Remember when The Girl With the Dragon Tattoo came out? People went crazy! They’d never read anything like it. Pretty soon it was followed by The Girl Who Played With Fire, and later, The Girl Who Kicked the Hornet’s Nest. Lisbeth Salander was the anti-hero we’d all unknowingly been waiting for. She was tough as nails, she was traumatized, she was an outsider; she was the girl you were attracted to, but slightly afraid of.
Since then, the Nordic noir phenomenon has become a global obsession, recognized as an international brand, spawning a multitude of books, movies and TV series. So popular are they, that there is hardly a writer north of the 59th latitude who isn’t churning out icy dramas, slow-burning mysteries, and twisted conspiracy tales.
Nordic noir represents the bleakest of the bleak, often centering on brutal crimes tinged with shocking violence. They usually feature protagonists who are tortured themselves with some inner trauma. Brooding and introspective, they’re the anti-American, if you will. The settings, whether sprawling city streets or remote rural villages, are desolate and harsh, offering little in the way of joy.

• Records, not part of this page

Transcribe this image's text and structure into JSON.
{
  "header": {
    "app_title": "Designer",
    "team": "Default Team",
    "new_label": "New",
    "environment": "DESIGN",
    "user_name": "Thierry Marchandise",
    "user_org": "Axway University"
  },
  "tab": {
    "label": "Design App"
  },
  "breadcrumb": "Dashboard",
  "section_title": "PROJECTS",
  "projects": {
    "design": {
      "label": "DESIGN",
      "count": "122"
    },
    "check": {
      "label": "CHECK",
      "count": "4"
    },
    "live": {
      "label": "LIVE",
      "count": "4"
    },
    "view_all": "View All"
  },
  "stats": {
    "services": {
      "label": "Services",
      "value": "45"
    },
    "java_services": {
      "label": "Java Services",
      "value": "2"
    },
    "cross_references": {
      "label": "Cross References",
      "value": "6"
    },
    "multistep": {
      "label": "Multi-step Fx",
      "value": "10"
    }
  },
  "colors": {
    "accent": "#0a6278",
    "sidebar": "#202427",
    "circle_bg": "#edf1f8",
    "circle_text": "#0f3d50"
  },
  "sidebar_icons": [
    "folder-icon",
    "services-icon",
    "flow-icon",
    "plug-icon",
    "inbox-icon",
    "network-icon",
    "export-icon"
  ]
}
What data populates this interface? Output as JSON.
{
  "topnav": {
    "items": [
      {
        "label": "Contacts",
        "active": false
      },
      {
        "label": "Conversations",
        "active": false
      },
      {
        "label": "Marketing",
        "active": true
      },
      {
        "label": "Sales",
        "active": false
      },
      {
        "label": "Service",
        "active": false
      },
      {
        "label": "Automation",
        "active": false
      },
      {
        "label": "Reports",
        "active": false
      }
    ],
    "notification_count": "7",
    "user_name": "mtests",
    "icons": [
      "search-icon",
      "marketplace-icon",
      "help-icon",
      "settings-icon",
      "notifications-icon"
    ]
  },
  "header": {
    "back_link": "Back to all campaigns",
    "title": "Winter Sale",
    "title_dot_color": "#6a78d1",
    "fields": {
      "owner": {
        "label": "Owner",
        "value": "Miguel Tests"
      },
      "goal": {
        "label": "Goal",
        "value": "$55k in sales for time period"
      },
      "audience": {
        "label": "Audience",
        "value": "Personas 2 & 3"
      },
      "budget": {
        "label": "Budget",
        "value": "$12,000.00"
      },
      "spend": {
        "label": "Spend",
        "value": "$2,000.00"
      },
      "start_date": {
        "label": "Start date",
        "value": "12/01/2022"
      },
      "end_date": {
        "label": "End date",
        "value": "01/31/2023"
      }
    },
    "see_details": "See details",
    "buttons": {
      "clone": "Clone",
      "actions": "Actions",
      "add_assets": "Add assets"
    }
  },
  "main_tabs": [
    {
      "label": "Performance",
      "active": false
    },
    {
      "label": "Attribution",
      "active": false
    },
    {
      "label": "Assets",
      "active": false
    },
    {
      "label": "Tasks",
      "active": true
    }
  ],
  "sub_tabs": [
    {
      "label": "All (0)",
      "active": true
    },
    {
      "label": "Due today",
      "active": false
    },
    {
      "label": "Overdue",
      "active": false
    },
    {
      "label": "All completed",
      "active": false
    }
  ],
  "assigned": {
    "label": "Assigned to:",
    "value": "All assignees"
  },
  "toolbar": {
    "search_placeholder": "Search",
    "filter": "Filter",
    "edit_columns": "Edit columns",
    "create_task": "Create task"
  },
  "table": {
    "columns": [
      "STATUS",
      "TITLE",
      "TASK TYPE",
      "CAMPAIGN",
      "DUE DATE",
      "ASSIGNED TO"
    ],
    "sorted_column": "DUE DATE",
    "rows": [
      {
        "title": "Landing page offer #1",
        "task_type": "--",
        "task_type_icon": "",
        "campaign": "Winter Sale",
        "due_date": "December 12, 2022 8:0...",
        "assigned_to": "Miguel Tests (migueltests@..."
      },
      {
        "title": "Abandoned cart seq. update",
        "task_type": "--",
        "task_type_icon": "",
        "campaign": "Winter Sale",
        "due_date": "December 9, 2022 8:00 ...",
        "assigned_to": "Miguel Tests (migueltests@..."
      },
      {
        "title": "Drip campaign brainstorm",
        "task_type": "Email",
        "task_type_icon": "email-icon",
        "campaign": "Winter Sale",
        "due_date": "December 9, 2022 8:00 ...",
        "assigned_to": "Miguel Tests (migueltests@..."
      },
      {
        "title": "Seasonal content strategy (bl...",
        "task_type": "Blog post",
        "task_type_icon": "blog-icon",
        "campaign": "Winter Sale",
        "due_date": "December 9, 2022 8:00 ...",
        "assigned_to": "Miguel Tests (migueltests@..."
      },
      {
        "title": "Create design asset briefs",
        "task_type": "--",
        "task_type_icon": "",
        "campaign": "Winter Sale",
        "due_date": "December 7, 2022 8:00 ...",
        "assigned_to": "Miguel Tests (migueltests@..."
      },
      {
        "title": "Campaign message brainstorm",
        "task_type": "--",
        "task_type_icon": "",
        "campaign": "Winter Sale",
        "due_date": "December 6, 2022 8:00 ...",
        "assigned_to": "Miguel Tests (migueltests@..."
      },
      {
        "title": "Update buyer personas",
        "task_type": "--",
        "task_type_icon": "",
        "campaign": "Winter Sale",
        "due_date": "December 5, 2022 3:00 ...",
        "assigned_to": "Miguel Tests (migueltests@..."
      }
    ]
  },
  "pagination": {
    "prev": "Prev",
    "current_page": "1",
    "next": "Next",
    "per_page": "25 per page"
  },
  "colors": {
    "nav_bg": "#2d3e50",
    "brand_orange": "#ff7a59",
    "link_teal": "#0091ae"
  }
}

My husband is a big reader of the genre so I finally decided to see what all the fuss was about. A brief sampling:
The Thirst by Jo Nesbo
Probably one of the most famous writers of the genre, Nesbo knows how to create a gripping thriller. This book is a classic who-dunnit featuring legendary detective Harry Hole. Despite the title, I wasn’t quite prepared for the psycho-killer who kills women and drinks their blood. Chilling, but hasn’t the vampire motif been done to death?
The Draining Lake by Arnaldur Indridason
Another prolific writer, this one from Iceland, crafts a gripping story. A skeleton is found in a lake that is rapidly draining away. It is tied to an old Russian radio device and through a series of events, detectives start looking at Cold War espionage. Simultaneously, a story of young idealist students protesting in East Germany, reveals the identity of the skeleton and the murderer. A good read with multiple plot lines, I especially liked the setting of East Germany after the war and its fascinating, unusual, political story.
Detective Inspector Huss by Helene Tursten
An investigation is underway in Sweden into the death of a prominent, ultra-rich financier. At first deemed a suicide, it becomes evident it’s a carefully planned murder involving the Hell’s Angels (yes in Sweden too!) and the underworld of money, drugs and thugs. Very complicated plot but a good read about Swedish police as they work to unravel the threads to catch the killer. Also, the characters are well drawn, making them not just police, but fleshed-out individuals with their own personal struggles and hopes.
The Silence of the Seas by Yrsa Sigurdardottir
Another Icelandic thriller, this time aboard a luxury personal cruise ship where the crew and young family of passengers go missing. A chilling mystery that was almost too creepy for me.
Snare by Lilja Sigurdardottir
Young mother Sonja becomes embroiled in drug smuggling as a means to an end, namely to save enough money to get custody of her son. Agla, a high roller banker, is being investigated for her part in money manipulation after Iceland’s financial crisis. Set after the volcanic eruption felt across Europe, this is a taut thriller with great characters and an interesting setting. Sub-plot of the women’s turbulent sexual relationship adds an interesting layer to the story.
The world is a dark place and Nordic crime fiction gives us a repository for the turbulent place and time in which we live. The ‘other’, marginalized everywhere else, is given a voice to echo our anxieties. Strangeness is exposed, hidden desires are pulled into the light, and the dark secrets of the soul are characterized by chilling mists and moody settings. No pulling the wool over our eyes here. The sombre reality lurking beneath the surface is now front and centre.
Now that Fall is upon us, it’s time to dig out a comfy sweater and curl up with a dark thriller full of bleak landscapes and brutal crimes. What fun!
Let me know if you’re a fan of the genre, and if so, what some of your favourites are. In the meantime, keep washing your hands and wearing your masks. Stay safe my friends.
Until next time, happy reading!